Reports indicate that the Emirati ruler Mohammed bin Zayed is supporting a plan to install the young Saudi deputy crown prince Mohammed bin Salman as the king of Saudi Arabia ‘by end of the year’.
Prince Mohammed is being advised by Sheikh Zayed on how he can win backing from the US and become king by the end of 2016, Middle East Eye reported.
Two “well-placed Saudi sources” said the de facto UAE ruler Sheikh Mohammed bin Zayed al-Nahyan is advising Mohammed on a two-pronged strategy to become Washington’s preferred choice as the next Saudi ruler.
The first Saudi source said bin Zayed has told bin Salman that he must “end the rule of Wahhabism” if he wants to be accepted by the Americans, the online news portal reported on June 29.
Wahhabism is the radical ideology dominating Saudi Arabia which has inspired Takfiri groups such as ISIS and al-Qaeda-linked Nusra Front to wreak havoc in the Middle East, Press TV reported.
Bin Zayed has also told bin Salman that he must open a “strong channel of communication” with Israel if he is to be Washington’s preferred candidate to be king, the report added.
The second Saudi source reportedly said bin Salman is willing to win the backing of Washington after telling close associates recently that he would complete the mission of becoming king before the end of the year.
The 30-year-old bin Salman, who also serves as the Saudi defense minister, has been granted increasing power since he was named the third in line to the throne last April.
He is heading up the country’s economic reforms plan, the kingdom’s policy towards Syria and its deadly aggression against Yemen.
The young prince’s meteoric rise, however, has sparked tensions within the Saudi royal family.
According to the report, bin Salman would seek to fundamentally change the role of religion in the kingdom on bin Zayed’s advice.
The UAE’s de facto ruler Sheikh Mohammed bin Zayed al-Nahyan (R) meets with US Secretary of State John Kerry at Mina Palace in Abu Dhabi on June 8, 2016. © AFP
One of the two Saudi sources said that bin Salman plans to cancel the Council of Senior Scholars, which is the kingdom’s highest religious body, and stop all activities that serve Wahhabism.
“The aim will be for him [bin Salman] to be hailed as a hero by the press, Congress, and academia, so that the [US] administration is forced to follow.”
Such a plan is highly risky given the influence of religious bodies in the kingdom and could lead to a serious showdown.
The second strategy advised by bin Zayed to win Washington’s backing was developing close relations with Israel.
Israel has covert ties with Arab states despite their claims that they would normalize relations with Tel Aviv only when it reaches a deal with the Palestinians.
In April, the Jerusalem Post wrote that “rather than being isolated, Israel is being incorporated into the Saudi-led orbit,” citing the opening of a mission in Abu Dhabi and increasing contacts in the Persian Gulf States.
One of the Saudi sources said Washington could be swayed into supporting bin Salman’s bid to be king if he could achieve good communication with Israel, even if the Americans like their long-time ally bin Nayef.
Bin Nayef may be the first in line to throne but his quietness – and bin Salman’s prominence – has led many to conclude the experienced 56-year-old’s power is waning.
During bin Salman’s recent visit to the US, where he met President Barack Obama, a report emerged that American intelligence officers believed the current Saudi ruler King Salman and Crown Prince Muhammad bin Nayef suffer from ill health.
“We’ve put a lot of markers down on Mohammed bin Nayef.

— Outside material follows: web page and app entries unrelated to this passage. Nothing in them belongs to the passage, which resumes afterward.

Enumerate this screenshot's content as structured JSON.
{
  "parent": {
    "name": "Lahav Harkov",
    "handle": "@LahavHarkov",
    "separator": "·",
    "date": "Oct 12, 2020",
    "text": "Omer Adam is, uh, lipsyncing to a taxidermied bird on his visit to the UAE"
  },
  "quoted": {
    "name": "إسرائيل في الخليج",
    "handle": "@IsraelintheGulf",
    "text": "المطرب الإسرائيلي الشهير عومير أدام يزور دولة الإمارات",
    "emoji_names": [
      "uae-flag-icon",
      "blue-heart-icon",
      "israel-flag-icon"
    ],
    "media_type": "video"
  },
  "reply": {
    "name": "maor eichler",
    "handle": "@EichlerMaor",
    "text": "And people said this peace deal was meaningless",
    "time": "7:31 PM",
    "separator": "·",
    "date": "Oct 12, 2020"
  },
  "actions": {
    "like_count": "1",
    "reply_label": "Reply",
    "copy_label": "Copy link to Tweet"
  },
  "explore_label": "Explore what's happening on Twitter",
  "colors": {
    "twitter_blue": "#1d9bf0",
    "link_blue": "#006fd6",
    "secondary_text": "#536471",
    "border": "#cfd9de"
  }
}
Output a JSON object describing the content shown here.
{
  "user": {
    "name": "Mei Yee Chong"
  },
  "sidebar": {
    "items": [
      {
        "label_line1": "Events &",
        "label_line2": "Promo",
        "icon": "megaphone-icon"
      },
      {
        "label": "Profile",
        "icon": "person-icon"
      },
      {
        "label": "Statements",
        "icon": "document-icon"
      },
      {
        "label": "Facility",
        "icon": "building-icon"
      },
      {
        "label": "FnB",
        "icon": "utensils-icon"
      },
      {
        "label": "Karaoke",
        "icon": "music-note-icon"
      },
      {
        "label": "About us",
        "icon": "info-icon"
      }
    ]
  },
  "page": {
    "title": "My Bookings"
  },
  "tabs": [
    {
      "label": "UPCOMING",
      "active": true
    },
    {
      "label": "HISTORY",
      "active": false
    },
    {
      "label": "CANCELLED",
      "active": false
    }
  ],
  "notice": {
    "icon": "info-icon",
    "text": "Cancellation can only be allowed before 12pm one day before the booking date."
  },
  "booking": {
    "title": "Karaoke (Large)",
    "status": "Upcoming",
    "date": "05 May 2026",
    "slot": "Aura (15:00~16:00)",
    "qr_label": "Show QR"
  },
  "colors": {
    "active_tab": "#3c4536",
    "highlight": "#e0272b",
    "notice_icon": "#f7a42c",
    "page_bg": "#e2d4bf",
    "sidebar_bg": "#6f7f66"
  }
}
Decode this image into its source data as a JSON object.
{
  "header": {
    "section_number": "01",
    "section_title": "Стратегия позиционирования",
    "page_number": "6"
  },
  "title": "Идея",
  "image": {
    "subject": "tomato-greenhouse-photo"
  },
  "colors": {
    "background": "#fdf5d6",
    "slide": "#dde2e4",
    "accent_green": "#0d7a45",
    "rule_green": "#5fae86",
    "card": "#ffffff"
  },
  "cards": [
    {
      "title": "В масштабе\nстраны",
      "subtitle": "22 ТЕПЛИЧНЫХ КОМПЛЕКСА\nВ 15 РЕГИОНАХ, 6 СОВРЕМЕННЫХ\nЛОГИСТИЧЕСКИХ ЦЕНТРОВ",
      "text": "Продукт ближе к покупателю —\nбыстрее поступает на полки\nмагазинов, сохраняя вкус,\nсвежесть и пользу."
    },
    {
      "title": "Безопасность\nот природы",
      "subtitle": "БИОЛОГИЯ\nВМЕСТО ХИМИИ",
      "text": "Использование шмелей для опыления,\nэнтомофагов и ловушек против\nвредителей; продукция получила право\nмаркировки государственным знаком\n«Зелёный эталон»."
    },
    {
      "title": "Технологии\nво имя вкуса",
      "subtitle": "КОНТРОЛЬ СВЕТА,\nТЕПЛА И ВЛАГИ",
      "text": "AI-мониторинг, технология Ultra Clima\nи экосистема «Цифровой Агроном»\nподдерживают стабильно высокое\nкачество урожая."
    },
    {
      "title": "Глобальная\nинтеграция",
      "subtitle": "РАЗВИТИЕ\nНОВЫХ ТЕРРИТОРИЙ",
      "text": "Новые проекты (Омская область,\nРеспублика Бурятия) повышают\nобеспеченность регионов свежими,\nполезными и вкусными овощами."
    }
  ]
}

It’s the smart move to do the same with bin Salman. It’s an opportunity to get to know him,” Bruce Riedel, an ex-national intelligence officer and a member of Obama’s transition team, said.